● **Brief**:
Return every line of the data below that includes the string "Revenue".
┄┄┄┄┄┄
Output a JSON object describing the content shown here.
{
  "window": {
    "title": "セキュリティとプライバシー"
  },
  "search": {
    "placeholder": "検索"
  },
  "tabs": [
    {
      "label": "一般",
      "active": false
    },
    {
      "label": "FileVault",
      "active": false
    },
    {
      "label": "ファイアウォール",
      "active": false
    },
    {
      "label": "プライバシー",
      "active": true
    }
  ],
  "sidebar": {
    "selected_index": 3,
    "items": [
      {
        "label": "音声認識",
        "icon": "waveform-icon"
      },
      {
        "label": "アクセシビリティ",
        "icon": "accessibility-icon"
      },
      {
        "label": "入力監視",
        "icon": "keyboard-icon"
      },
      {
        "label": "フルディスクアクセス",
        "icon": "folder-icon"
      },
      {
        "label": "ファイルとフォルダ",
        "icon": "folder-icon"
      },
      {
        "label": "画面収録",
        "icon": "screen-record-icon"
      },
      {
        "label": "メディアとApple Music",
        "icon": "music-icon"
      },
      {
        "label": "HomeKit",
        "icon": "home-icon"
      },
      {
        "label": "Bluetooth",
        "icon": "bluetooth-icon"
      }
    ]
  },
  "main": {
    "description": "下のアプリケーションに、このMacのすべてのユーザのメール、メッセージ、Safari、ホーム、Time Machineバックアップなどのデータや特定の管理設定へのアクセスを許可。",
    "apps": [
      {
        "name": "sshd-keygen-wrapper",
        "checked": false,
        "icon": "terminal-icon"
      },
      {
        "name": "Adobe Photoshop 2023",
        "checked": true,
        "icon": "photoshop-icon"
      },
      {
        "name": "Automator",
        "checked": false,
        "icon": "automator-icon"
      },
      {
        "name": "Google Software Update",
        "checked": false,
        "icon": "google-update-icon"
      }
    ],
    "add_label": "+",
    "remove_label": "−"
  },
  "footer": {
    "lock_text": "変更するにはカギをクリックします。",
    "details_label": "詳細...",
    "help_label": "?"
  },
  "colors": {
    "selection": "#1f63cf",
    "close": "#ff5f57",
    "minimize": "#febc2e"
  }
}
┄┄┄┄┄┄
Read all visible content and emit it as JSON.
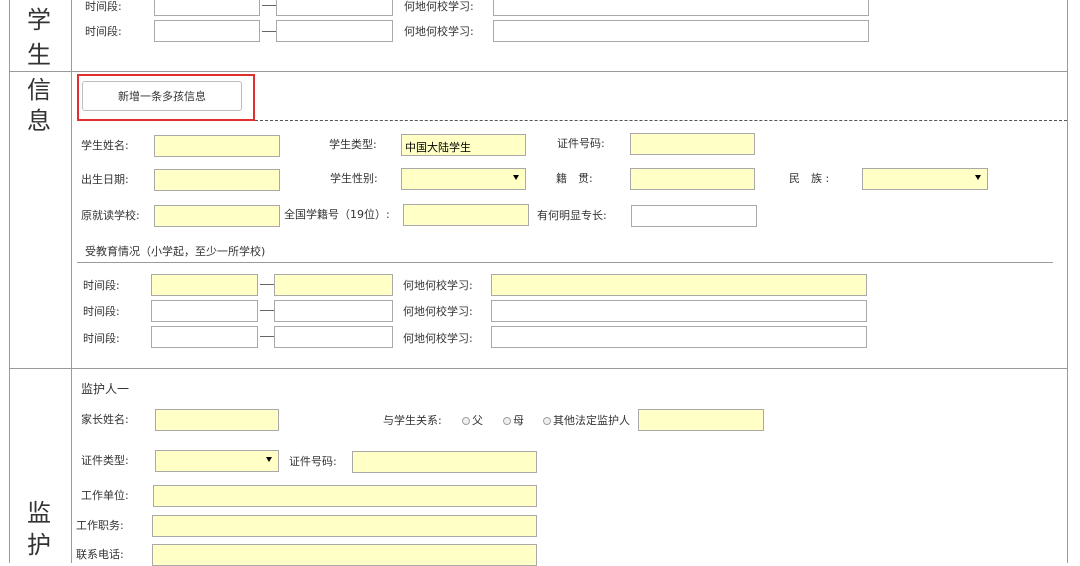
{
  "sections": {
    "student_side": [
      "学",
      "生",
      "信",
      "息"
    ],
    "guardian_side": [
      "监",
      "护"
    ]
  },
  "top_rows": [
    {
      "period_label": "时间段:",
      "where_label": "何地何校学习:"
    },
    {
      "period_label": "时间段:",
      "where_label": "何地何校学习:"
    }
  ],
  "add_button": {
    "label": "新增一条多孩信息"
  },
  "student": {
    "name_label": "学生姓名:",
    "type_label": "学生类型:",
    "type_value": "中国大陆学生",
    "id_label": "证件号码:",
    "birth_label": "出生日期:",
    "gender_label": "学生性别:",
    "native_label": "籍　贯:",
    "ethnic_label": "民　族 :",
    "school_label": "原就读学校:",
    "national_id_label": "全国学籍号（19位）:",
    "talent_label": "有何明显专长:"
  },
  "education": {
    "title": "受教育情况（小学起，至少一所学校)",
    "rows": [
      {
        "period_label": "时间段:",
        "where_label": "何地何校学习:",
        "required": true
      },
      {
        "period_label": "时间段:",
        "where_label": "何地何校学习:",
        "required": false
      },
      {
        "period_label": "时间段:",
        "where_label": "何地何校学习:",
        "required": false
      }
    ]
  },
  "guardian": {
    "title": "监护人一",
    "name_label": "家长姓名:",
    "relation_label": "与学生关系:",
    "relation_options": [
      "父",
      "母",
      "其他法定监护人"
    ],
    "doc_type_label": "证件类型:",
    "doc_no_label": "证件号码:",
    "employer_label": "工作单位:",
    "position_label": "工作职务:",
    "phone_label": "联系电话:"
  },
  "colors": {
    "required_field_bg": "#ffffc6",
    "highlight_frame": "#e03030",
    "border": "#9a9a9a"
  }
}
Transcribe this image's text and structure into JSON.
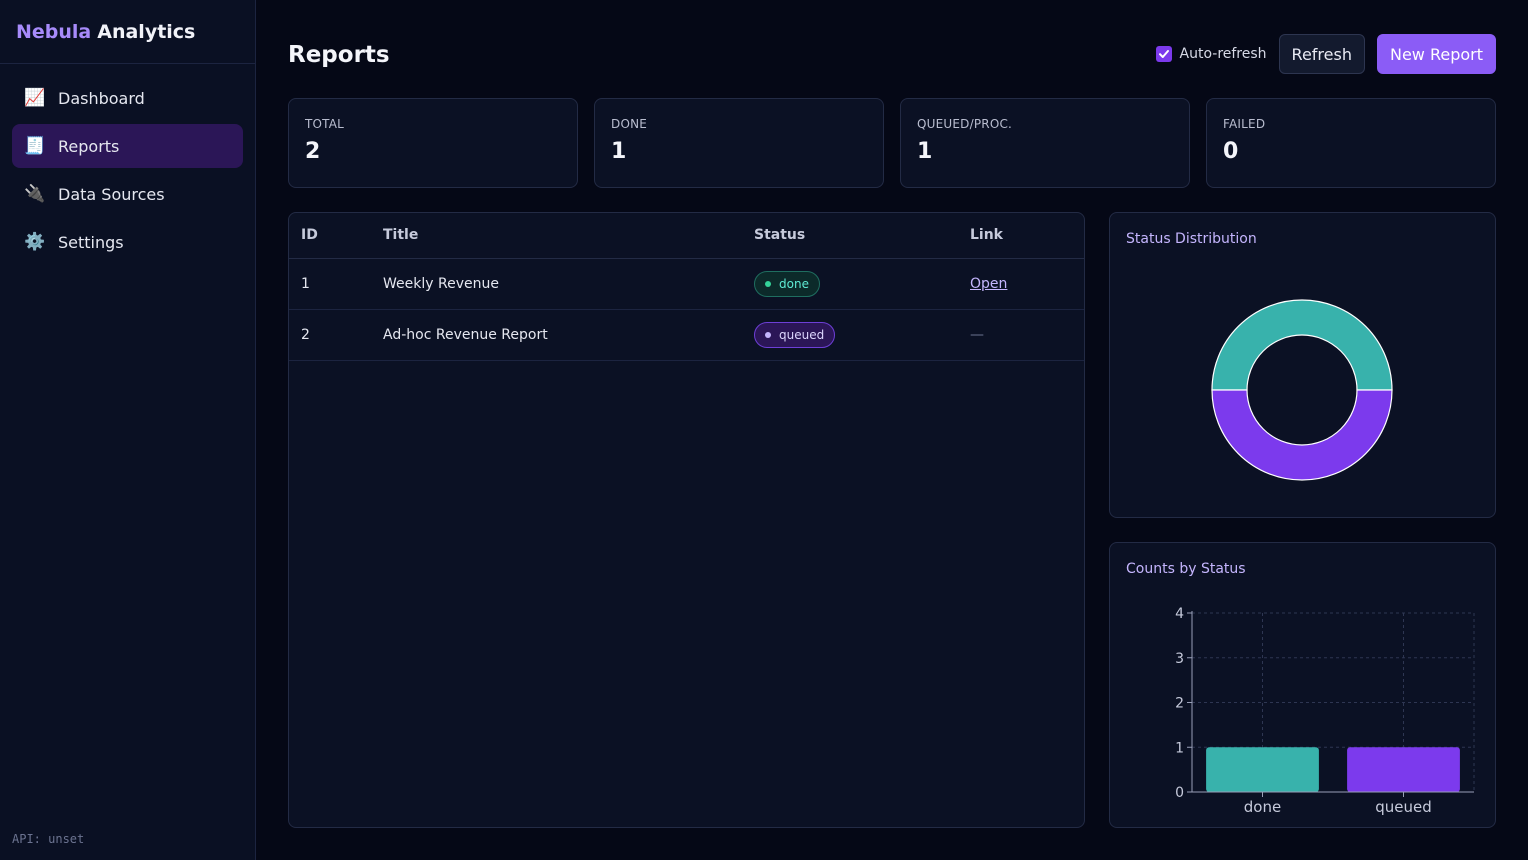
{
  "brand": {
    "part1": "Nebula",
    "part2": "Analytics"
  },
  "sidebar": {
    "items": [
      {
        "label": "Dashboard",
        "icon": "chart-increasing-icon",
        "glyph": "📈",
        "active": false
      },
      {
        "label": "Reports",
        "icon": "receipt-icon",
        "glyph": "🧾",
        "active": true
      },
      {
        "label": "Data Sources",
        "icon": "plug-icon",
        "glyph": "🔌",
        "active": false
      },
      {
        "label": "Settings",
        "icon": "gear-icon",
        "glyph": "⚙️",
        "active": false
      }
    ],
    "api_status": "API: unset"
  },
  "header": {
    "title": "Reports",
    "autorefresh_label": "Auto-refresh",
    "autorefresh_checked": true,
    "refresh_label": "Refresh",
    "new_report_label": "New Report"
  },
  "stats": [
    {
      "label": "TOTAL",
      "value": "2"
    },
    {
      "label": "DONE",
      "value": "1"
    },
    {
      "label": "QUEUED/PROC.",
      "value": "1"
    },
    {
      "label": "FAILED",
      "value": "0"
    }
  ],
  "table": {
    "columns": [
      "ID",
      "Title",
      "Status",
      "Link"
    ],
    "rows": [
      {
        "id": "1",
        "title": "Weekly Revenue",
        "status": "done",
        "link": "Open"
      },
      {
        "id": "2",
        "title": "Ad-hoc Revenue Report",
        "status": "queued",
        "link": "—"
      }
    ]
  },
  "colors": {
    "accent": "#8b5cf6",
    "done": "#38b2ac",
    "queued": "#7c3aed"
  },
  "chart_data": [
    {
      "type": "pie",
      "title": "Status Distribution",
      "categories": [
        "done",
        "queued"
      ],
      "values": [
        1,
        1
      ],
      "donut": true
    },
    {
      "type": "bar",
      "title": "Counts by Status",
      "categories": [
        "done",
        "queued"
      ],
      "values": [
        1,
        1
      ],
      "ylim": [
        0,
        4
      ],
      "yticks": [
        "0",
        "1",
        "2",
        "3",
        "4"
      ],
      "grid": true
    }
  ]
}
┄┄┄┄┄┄
● **Answer for this exercise**:
        "title": "Weekly Revenue",
        "title": "Ad-hoc Revenue Report",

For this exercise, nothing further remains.